• WORK INSTRUCTIONS
Would you copy only the lines below, beginning with the one that contains "Serialize everything readable" and running through the last entry line?
:: DATASET RECORDS ::
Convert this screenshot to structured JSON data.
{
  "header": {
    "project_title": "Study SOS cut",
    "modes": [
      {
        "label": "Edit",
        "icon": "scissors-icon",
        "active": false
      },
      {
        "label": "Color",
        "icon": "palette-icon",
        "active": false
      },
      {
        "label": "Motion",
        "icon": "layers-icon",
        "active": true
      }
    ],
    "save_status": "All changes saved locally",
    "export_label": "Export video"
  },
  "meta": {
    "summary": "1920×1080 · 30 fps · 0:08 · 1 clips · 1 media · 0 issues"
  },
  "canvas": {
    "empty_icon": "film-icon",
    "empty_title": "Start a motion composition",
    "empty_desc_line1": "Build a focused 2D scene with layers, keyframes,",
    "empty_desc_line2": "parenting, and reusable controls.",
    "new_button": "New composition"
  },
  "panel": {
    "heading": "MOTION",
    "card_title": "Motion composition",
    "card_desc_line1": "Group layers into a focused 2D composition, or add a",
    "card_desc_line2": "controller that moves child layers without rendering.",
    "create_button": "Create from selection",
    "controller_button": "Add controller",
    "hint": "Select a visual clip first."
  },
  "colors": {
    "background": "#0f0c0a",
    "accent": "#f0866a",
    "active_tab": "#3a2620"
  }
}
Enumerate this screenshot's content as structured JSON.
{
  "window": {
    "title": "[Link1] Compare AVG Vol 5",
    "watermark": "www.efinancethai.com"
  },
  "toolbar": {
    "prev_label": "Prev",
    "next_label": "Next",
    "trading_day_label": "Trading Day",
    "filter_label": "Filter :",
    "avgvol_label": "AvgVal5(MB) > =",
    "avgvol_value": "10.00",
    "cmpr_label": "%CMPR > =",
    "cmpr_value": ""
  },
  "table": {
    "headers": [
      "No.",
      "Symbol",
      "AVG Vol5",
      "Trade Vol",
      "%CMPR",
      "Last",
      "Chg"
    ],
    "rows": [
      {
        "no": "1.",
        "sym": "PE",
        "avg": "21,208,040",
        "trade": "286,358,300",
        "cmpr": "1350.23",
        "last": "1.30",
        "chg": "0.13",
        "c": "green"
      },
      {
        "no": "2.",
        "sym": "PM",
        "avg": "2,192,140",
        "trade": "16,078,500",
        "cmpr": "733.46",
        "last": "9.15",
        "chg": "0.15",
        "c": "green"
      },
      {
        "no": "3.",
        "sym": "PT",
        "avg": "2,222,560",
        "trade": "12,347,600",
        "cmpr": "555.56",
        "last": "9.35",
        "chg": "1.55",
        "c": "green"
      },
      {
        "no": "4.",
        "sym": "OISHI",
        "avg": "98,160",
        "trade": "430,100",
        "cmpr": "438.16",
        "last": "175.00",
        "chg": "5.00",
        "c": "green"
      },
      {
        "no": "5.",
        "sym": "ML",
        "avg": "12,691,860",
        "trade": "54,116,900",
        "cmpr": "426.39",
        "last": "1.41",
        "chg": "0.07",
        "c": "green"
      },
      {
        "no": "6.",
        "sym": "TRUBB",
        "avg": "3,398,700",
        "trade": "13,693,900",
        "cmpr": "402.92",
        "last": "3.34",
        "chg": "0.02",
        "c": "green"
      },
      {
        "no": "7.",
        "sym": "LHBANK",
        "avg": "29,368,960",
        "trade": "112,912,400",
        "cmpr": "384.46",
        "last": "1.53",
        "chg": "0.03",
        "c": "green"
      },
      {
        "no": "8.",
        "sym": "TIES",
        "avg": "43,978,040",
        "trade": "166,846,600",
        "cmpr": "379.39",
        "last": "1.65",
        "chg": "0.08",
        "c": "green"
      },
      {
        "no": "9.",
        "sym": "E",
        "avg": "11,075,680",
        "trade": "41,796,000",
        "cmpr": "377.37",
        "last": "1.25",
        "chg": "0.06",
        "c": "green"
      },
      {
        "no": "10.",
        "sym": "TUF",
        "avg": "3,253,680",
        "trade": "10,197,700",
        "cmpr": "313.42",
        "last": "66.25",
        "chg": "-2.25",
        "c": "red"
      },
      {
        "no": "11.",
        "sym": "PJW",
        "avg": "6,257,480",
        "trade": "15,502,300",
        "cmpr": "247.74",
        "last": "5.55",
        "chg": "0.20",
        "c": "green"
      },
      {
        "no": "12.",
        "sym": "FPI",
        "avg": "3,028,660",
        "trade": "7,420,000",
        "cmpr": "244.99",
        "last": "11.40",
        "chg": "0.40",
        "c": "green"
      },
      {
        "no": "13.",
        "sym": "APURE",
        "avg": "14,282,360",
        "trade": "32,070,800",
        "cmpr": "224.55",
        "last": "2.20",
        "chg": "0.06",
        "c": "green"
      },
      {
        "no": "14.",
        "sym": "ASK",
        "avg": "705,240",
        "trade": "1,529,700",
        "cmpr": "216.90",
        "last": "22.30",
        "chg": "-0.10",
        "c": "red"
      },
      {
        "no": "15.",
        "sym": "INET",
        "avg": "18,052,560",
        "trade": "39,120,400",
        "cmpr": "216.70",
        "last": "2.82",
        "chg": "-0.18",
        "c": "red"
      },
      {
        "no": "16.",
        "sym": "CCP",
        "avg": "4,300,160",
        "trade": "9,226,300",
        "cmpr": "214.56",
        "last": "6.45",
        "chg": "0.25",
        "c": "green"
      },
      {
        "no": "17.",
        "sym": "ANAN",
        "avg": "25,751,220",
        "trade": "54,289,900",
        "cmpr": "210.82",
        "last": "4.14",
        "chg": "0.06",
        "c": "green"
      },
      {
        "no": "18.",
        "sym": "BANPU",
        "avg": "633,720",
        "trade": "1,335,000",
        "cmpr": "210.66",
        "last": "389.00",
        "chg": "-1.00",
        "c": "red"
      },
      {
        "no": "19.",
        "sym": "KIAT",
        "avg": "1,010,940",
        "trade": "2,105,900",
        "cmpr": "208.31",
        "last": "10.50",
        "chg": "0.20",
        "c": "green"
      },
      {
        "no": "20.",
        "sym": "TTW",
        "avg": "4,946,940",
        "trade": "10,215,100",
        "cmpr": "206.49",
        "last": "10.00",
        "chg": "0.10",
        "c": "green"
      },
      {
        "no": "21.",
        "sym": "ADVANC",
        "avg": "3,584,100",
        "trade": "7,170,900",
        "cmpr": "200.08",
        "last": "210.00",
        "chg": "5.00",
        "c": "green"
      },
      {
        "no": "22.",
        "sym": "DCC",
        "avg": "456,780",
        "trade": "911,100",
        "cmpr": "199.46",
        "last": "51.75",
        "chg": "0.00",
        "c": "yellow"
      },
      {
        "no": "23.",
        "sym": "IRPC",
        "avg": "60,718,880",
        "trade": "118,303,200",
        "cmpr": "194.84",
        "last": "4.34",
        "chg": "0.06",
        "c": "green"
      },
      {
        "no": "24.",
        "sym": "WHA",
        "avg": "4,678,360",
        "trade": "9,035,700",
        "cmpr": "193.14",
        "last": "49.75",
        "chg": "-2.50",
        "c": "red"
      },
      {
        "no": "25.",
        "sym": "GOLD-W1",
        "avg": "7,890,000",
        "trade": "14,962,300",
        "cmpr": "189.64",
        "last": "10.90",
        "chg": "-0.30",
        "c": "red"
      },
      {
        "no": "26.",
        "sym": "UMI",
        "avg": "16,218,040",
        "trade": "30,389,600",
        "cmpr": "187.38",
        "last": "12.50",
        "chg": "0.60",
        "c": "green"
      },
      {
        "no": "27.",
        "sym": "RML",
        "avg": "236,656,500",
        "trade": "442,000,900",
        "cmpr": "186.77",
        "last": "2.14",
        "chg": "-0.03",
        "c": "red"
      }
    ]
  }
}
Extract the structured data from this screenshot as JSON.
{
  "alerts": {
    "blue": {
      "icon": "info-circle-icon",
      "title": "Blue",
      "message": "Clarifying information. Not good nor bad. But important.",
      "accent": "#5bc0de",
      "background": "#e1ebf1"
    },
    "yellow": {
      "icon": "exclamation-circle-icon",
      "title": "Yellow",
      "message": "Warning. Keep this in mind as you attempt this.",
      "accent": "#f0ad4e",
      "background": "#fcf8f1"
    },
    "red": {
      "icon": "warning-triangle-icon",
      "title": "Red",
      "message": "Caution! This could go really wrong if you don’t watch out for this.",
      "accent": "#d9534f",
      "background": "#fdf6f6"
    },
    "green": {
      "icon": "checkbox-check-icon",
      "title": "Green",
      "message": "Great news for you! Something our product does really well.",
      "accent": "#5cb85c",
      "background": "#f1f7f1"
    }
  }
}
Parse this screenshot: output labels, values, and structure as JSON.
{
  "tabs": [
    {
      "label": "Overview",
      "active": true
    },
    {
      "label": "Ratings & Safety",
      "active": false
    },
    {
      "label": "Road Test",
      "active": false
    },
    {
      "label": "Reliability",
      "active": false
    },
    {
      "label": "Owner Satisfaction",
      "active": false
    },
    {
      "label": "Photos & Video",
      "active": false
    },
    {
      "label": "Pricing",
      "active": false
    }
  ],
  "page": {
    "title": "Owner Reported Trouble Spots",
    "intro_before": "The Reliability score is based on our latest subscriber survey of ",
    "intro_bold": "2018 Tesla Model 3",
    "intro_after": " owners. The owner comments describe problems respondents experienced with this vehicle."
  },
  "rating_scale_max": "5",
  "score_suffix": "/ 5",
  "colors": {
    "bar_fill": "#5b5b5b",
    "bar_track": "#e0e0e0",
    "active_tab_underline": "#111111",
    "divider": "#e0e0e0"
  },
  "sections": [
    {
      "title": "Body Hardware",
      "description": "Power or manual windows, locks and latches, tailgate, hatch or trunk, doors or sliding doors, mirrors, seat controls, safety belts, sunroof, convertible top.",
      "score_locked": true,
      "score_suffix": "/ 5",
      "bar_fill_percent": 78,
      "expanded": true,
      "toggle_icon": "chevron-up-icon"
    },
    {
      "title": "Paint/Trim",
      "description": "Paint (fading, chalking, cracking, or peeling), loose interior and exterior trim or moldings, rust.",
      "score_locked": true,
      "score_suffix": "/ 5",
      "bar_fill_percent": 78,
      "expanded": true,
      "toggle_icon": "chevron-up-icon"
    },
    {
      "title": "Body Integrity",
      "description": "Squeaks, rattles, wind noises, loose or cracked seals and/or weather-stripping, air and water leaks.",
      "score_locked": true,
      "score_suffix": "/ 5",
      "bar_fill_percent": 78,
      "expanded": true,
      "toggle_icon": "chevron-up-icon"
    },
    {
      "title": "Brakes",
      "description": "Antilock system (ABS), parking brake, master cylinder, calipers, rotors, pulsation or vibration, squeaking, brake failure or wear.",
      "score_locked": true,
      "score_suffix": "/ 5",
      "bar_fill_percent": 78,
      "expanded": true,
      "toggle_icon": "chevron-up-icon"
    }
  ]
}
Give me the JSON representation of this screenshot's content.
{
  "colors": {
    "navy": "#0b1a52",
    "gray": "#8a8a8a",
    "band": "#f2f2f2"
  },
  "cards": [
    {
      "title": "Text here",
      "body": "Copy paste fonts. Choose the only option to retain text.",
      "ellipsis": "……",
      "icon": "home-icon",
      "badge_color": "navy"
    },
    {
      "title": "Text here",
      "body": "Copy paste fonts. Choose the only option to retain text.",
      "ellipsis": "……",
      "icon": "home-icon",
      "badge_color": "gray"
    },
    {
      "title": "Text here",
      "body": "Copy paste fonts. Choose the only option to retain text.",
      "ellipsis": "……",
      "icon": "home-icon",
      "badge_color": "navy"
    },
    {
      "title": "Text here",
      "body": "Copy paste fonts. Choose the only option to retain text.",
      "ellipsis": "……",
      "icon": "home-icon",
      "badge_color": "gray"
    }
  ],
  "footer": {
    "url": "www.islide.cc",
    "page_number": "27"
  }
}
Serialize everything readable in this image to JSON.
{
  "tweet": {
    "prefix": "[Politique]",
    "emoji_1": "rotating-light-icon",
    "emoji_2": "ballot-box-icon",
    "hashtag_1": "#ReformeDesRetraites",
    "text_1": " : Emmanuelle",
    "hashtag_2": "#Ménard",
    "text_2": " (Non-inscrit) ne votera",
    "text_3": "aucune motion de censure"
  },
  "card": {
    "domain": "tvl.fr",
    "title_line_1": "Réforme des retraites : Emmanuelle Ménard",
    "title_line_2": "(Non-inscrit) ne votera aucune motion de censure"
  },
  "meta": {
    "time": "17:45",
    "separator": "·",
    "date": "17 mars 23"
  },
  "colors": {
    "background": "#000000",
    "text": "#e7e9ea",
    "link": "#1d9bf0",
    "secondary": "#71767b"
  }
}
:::
• ANSWER TO THIS TASK
Serialize everything readable in this image to JSON.
{
  "tweet": {
    "prefix": "[Politique]",
    "emoji_1": "rotating-light-icon",
    "emoji_2": "ballot-box-icon",
    "hashtag_1": "#ReformeDesRetraites",
    "text_1": " : Emmanuelle",
    "hashtag_2": "#Ménard",
    "text_2": " (Non-inscrit) ne votera",
    "text_3": "aucune motion de censure"
  },
  "card": {
    "domain": "tvl.fr",
    "title_line_1": "Réforme des retraites : Emmanuelle Ménard",
    "title_line_2": "(Non-inscrit) ne votera aucune motion de censure"
  },
  "meta": {
    "time": "17:45",
    "separator": "·",
    "date": "17 mars 23"
  },
  "colors": {
    "background": "#000000",
    "text": "#e7e9ea",
    "link": "#1d9bf0",
    "secondary": "#71767b"
  }
}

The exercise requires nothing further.